> Your goal
The whole listing needs retyping exactly; keep the pictures out of it.

> Supplied material
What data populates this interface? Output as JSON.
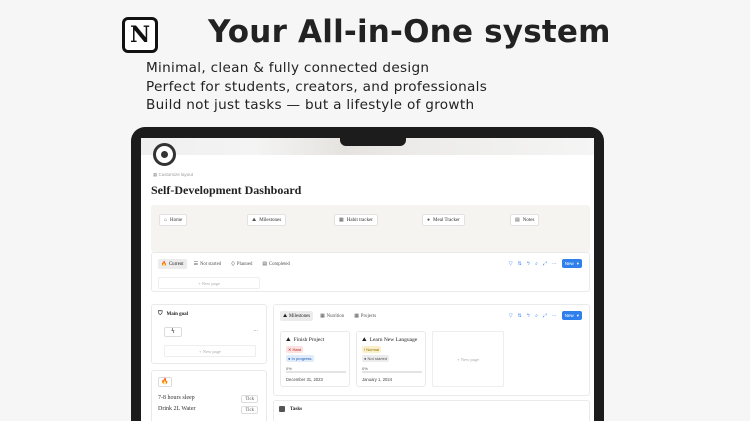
{
  "hero": {
    "headline": "Your All-in-One system",
    "logo_letter": "N",
    "taglines": [
      "Minimal, clean & fully connected design",
      "Perfect for students, creators, and professionals",
      "Build not just tasks — but a lifestyle of growth"
    ]
  },
  "page": {
    "customize_label": "Customize layout",
    "title": "Self-Development Dashboard"
  },
  "nav": [
    {
      "label": "Home",
      "icon": "home-icon",
      "glyph": "⌂"
    },
    {
      "label": "Milestones",
      "icon": "milestone-icon",
      "glyph": "⛰"
    },
    {
      "label": "Habit tracker",
      "icon": "habit-icon",
      "glyph": "▦"
    },
    {
      "label": "Meal Tracker",
      "icon": "meal-icon",
      "glyph": "●"
    },
    {
      "label": "Notes",
      "icon": "notes-icon",
      "glyph": "▤"
    }
  ],
  "views": {
    "tabs": [
      "Current",
      "Not started",
      "Planned",
      "Completed"
    ],
    "new_label": "New",
    "new_page": "+ New page"
  },
  "main_goal": {
    "title": "Main goal",
    "new_page": "+ New page",
    "more": "···"
  },
  "habits": {
    "rows": [
      {
        "label": "7-8 hours sleep",
        "action": "Tick"
      },
      {
        "label": "Drink 2L Water",
        "action": "Tick"
      }
    ]
  },
  "milestones": {
    "tabs": [
      "Milestones",
      "Nutrition",
      "Projects"
    ],
    "new_label": "New",
    "new_page": "+ New page",
    "cards": [
      {
        "title": "Finish Project",
        "priority": "Hard",
        "status": "In progress",
        "progress": "0%",
        "progress_value": 0,
        "date": "December 31, 2023"
      },
      {
        "title": "Learn New Language",
        "priority": "Normal",
        "status": "Not started",
        "progress": "0%",
        "progress_value": 0,
        "date": "January 1, 2024"
      }
    ]
  },
  "tasks": {
    "title": "Tasks"
  },
  "colors": {
    "accent": "#2f80ed",
    "bezel": "#1c1c1c",
    "nav_background": "#f5f4f1"
  }
}
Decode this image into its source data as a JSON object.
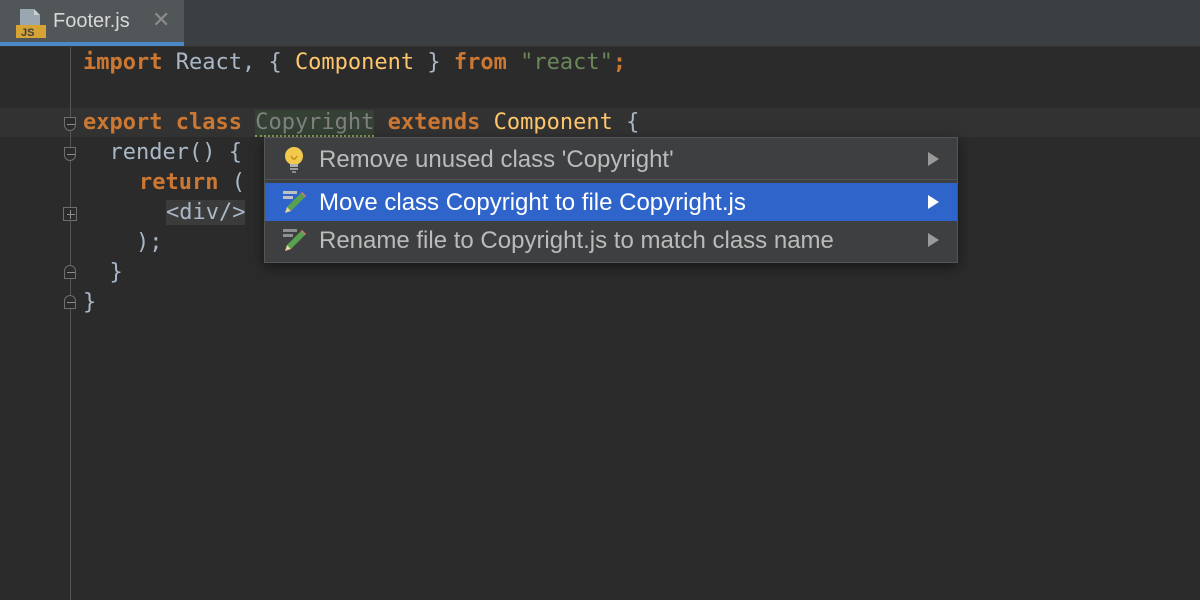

> Worked solution
What data populates this interface? Output as JSON.
{
  "hero": {
    "headline": "Your All-in-One system",
    "logo_letter": "N",
    "taglines": [
      "Minimal, clean & fully connected design",
      "Perfect for students, creators, and professionals",
      "Build not just tasks — but a lifestyle of growth"
    ]
  },
  "page": {
    "customize_label": "Customize layout",
    "title": "Self-Development Dashboard"
  },
  "nav": [
    {
      "label": "Home",
      "icon": "home-icon",
      "glyph": "⌂"
    },
    {
      "label": "Milestones",
      "icon": "milestone-icon",
      "glyph": "⛰"
    },
    {
      "label": "Habit tracker",
      "icon": "habit-icon",
      "glyph": "▦"
    },
    {
      "label": "Meal Tracker",
      "icon": "meal-icon",
      "glyph": "●"
    },
    {
      "label": "Notes",
      "icon": "notes-icon",
      "glyph": "▤"
    }
  ],
  "views": {
    "tabs": [
      "Current",
      "Not started",
      "Planned",
      "Completed"
    ],
    "new_label": "New",
    "new_page": "+ New page"
  },
  "main_goal": {
    "title": "Main goal",
    "new_page": "+ New page",
    "more": "···"
  },
  "habits": {
    "rows": [
      {
        "label": "7-8 hours sleep",
        "action": "Tick"
      },
      {
        "label": "Drink 2L Water",
        "action": "Tick"
      }
    ]
  },
  "milestones": {
    "tabs": [
      "Milestones",
      "Nutrition",
      "Projects"
    ],
    "new_label": "New",
    "new_page": "+ New page",
    "cards": [
      {
        "title": "Finish Project",
        "priority": "Hard",
        "status": "In progress",
        "progress": "0%",
        "progress_value": 0,
        "date": "December 31, 2023"
      },
      {
        "title": "Learn New Language",
        "priority": "Normal",
        "status": "Not started",
        "progress": "0%",
        "progress_value": 0,
        "date": "January 1, 2024"
      }
    ]
  },
  "tasks": {
    "title": "Tasks"
  },
  "colors": {
    "accent": "#2f80ed",
    "bezel": "#1c1c1c",
    "nav_background": "#f5f4f1"
  }
}
Decode this image into its source data as a JSON object.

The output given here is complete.